(Element data from apps and pages)
------------------------------------------------------------

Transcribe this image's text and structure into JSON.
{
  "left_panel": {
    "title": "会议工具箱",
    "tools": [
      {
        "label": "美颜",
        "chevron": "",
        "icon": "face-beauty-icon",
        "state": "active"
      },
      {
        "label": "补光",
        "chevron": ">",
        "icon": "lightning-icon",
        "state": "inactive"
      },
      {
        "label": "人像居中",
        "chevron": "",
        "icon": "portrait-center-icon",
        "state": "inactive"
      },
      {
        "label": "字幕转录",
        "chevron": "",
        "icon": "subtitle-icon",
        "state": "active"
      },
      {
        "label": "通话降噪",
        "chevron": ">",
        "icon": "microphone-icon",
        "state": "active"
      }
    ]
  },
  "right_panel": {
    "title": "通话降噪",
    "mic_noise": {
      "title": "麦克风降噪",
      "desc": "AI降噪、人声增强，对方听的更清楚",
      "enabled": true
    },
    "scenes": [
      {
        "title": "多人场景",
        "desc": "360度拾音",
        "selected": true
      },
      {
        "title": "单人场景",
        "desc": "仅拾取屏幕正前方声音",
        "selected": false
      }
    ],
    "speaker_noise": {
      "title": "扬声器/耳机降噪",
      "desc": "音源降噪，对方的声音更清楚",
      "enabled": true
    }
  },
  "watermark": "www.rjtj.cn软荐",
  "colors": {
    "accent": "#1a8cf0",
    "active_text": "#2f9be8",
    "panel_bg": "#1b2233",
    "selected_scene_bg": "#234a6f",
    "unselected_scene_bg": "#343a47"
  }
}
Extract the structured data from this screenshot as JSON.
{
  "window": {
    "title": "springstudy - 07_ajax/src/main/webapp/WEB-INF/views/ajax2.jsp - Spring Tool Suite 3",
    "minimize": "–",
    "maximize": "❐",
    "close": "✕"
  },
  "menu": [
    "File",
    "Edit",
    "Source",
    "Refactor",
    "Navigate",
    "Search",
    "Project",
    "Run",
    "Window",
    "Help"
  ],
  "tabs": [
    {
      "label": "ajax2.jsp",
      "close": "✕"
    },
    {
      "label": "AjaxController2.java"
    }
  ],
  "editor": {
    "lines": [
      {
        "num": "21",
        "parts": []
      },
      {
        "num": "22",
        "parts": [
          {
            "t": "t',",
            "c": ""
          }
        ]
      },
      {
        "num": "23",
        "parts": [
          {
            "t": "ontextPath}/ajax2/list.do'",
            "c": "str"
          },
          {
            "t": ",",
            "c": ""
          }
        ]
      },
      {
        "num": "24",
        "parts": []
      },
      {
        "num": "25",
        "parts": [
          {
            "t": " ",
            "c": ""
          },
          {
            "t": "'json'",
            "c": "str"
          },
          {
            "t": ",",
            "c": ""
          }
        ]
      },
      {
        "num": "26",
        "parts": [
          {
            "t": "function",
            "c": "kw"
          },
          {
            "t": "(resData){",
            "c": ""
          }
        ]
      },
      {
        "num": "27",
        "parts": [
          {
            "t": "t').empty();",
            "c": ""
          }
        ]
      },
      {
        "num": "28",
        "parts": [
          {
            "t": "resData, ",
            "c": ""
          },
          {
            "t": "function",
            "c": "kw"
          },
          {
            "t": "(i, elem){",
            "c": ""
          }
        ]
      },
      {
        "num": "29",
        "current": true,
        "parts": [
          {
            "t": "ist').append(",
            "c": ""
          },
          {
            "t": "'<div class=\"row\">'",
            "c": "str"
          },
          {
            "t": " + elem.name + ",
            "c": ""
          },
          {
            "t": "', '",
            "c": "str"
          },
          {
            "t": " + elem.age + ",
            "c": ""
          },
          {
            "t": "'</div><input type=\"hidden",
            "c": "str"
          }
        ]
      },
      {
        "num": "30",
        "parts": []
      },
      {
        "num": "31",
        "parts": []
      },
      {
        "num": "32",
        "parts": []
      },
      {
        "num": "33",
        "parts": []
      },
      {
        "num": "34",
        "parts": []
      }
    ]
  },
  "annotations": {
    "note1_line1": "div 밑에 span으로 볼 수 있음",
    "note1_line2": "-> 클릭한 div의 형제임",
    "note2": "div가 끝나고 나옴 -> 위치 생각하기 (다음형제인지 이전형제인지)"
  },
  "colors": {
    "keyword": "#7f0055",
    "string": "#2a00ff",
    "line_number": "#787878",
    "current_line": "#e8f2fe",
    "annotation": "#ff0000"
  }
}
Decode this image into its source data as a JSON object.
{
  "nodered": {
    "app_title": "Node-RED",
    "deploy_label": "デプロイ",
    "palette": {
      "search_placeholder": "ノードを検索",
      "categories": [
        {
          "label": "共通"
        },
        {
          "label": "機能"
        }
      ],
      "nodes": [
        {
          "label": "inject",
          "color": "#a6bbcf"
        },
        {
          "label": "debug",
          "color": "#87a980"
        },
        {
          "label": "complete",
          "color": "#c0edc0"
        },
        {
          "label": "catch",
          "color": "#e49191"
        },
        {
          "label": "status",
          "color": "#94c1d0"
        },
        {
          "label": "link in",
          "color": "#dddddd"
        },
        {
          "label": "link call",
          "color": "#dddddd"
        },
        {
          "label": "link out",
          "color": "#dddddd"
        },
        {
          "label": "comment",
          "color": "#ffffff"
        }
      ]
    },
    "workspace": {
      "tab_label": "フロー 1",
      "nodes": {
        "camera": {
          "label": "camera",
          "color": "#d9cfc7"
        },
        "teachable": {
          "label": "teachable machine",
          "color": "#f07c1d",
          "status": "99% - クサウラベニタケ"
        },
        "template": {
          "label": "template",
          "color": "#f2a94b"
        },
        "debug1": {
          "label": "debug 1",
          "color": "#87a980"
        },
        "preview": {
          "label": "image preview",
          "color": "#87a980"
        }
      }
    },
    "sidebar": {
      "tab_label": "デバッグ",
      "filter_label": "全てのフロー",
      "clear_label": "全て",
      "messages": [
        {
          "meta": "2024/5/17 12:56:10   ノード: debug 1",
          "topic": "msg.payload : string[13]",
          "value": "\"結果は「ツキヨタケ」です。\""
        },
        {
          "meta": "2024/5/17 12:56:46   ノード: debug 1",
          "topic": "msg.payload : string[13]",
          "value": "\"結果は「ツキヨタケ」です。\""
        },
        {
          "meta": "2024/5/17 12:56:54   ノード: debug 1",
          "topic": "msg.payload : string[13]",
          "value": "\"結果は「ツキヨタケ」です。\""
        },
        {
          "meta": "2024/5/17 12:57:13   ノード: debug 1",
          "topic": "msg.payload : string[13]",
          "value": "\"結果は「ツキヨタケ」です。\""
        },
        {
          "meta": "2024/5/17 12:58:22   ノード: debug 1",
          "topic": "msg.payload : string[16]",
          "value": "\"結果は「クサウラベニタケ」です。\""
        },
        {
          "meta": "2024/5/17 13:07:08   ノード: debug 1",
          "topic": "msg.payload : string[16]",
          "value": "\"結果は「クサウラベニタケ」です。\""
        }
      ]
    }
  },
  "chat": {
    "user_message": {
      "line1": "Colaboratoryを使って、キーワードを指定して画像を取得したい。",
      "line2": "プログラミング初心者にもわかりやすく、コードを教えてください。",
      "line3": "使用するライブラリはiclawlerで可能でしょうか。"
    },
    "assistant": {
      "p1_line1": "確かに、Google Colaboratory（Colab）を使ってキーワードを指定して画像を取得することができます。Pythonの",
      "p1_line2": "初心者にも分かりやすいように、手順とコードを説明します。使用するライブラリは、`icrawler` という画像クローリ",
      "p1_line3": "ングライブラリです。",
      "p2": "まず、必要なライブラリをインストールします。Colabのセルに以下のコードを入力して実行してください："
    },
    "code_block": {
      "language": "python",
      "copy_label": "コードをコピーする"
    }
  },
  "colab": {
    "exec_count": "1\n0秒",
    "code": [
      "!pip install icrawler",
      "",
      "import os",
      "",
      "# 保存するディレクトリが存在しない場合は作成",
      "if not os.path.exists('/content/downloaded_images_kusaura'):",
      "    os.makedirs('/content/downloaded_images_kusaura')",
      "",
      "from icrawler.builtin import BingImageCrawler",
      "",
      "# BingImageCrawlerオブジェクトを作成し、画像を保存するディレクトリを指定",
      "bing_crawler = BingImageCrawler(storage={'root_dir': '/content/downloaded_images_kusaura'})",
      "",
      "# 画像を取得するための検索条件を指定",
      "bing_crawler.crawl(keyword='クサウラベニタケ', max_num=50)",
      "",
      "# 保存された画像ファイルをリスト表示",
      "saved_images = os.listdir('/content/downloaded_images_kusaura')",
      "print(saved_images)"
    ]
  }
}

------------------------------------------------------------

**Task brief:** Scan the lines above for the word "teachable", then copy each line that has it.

**Problem solution:**
        "teachable": {
          "label": "teachable machine",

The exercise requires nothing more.